Latin is an interesting language. Not only has it had a profound effect on our world today (being the common ancestor of all Romance Languages) but its grammar, history of use, and cultural identity is something you don't see talked about much today.
Latin is a language that has had a profound effect on the western world. While really only being used commonly until the late first millenia until evolving into the various Romance languages, Latin continued to be used as a religious, scientific, and literary language throughout the 1000s. Because of this, basically everything that was intellectually significant from the Romans up until the late 1000s is in Latin, and that knowledge is still important today! Plus, because Latin later evolved into today's Romance languages, which are spoken by billions of people, you get a very strong foundation for learning those.
Latin's grammer is highly inflected. That means that each word in Latin belongs to a certain grammatical category. For example, take the english sentence "The boy kicked the ball to his friend". We can easily break down this sentence into different parts. We have the subject, boy which is the person doing the action. The verb, kicked, which is the action itself. The direct object, ball, which is the thing being kicked. Finally, we have the indirect object, his friend, which is whom the boy is kicking the ball to.
Basically, Subject = The one doing the verb, Verb = The action being done, Direct Object = The object of the action, and Indirect Object = The recipient of the action. Get it? Good. As you may of noticed, in English, everything centers around the verb. Every word in the sentence gets its form from the verb. The word order of English is also subject, verb, object or SVO, but that doesn't matter much right now.Latin is different.
In Latin, every word's form is related to it's function in a sentence. Let's break down the simple phrase "Aemilia femina Romana est." Just by looking at it, you might be able to decipher it: Aemilia is a Roman Woman. but, we could also say it like "Aemilia est femina Romana" or even "Femina Romana Aemilia est." Word order is so flexible in Latin because each word belongs to it's own grammatical category. Aemilia is the subject (or nominative noun) of the sentence, and if she were the direct object (accusative noun), she would be Aemiliam.
Because each word of a sentence, even names, are declined (the form, or case a noun takes), or conjugated (for verbs), there is no ambiguity when you see a single word. We know immediately that Aemiliam is the direct object, because of its case. This allows the words of a Latin sentence to be in any order (though authors usually go for Subject, Object, Verb or Subject, Verb, Object). With English, if I say the word "ball", I have no idea if the ball you're reffering to is a subject, direct object, or indirect object. This is why English has a word order.So what are the Latin cases?
Each Latin noun can fit into 7 different cases: nominative, vocative, accusative, genitive, dative, ablative, and locative. The locative case really only deals with a small amount of nouns such as cities and islands, so you can basically just throw that one out the window for now. But what about the others? Well, it's quite easy!

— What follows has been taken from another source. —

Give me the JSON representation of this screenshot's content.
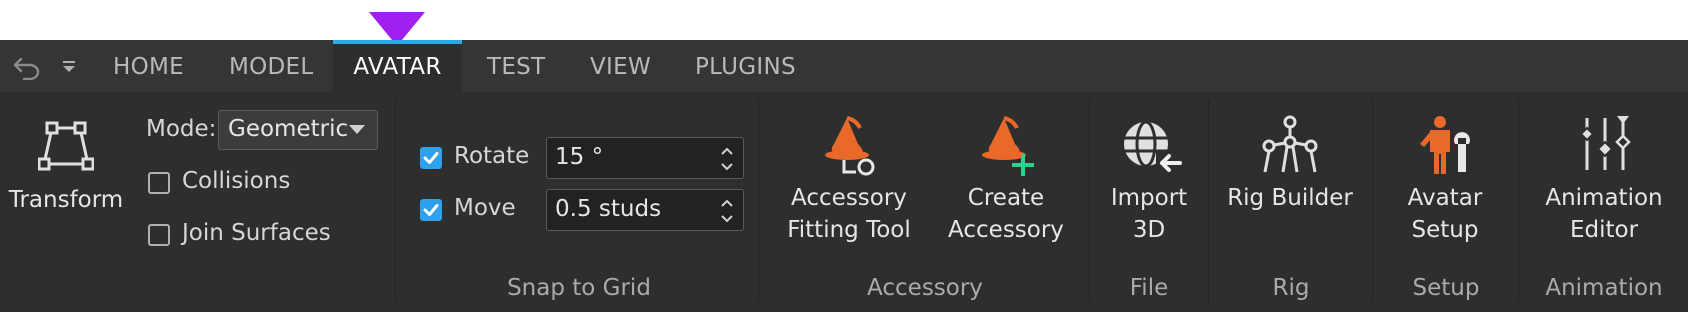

There's also grammatical gender, but thats more or less the same in what you see in modern Romance languages.
Ok! Thats enough grammar for now. If you want to actually learn Latin, here are some good resources!
In general, it's usually better to learn a language with older books. The same applies to Latin, and luckily these older books are considered the "go-to" for learning the language.
This is the cream of the crop when it comes to learning Latin. Lingua Latina per se Illustrata is a Latin instructional book entirely in Latin. Even the copyright page! Almost magically, you can understand the first page. It employs what is known as the Natural Method, which is a way of teaching languages by exposure, and LLPSI does a very good job at it. It includes pictures to help you learn new words and notes in the margins to help you learn grammar. Additionally, there are tables and exercises at the end of each chapter, and I cannot stress enough that you need to do your exercises. Skipping over these means you won't learn Latin, simple as that.
Lingua Latina is avalible to buy on Amazon and on the original publishers site, both for around the same price. I heavily recommend buying the physical book (and from Hackett, so you don't support Bezos), as I've found it way easier to learn the language hands-on, but it's probably perfectly doable to read it digitally. In fact, if you think that's what works for you, I encourage you to pirate it. Here are some links you can use.
Also, don't translate! Read and do the exercises, try and actually think in Latin!
I consider this a good companion piece to LLPSI. Its intro explains English grammar pretty well (albeit in a dated way) and it does the same for Latin grammar. The exercises here are also pretty worthwhile to do, although some are considerably harder than LLPSI's. You can also buy it on Amazon, but it's a reprint of UC Berkeley's library copy so it has a few marks. Collar and Daniell's is in the public domain, so you can find the PDF of it on archive.org here
If you hear a website suggesting you use the Dowling Method, don't use it. The Dowling Method is built upon writing down your noun declension and verb conjugation tables 100s of times to brute-memorize them. If this is your thing, go ahead, but I'm going to take a guess that it isn't. It is incredibly boring and painful, and only serves as demotivating the potential Latin student. I recommend writing the tables down a few times, but in my personal experience LLPSI and Collar and Daniell's is more than enough.
An essential part of learning a language is exposure to it. Thus, here are several communities centered around Latin and speak it.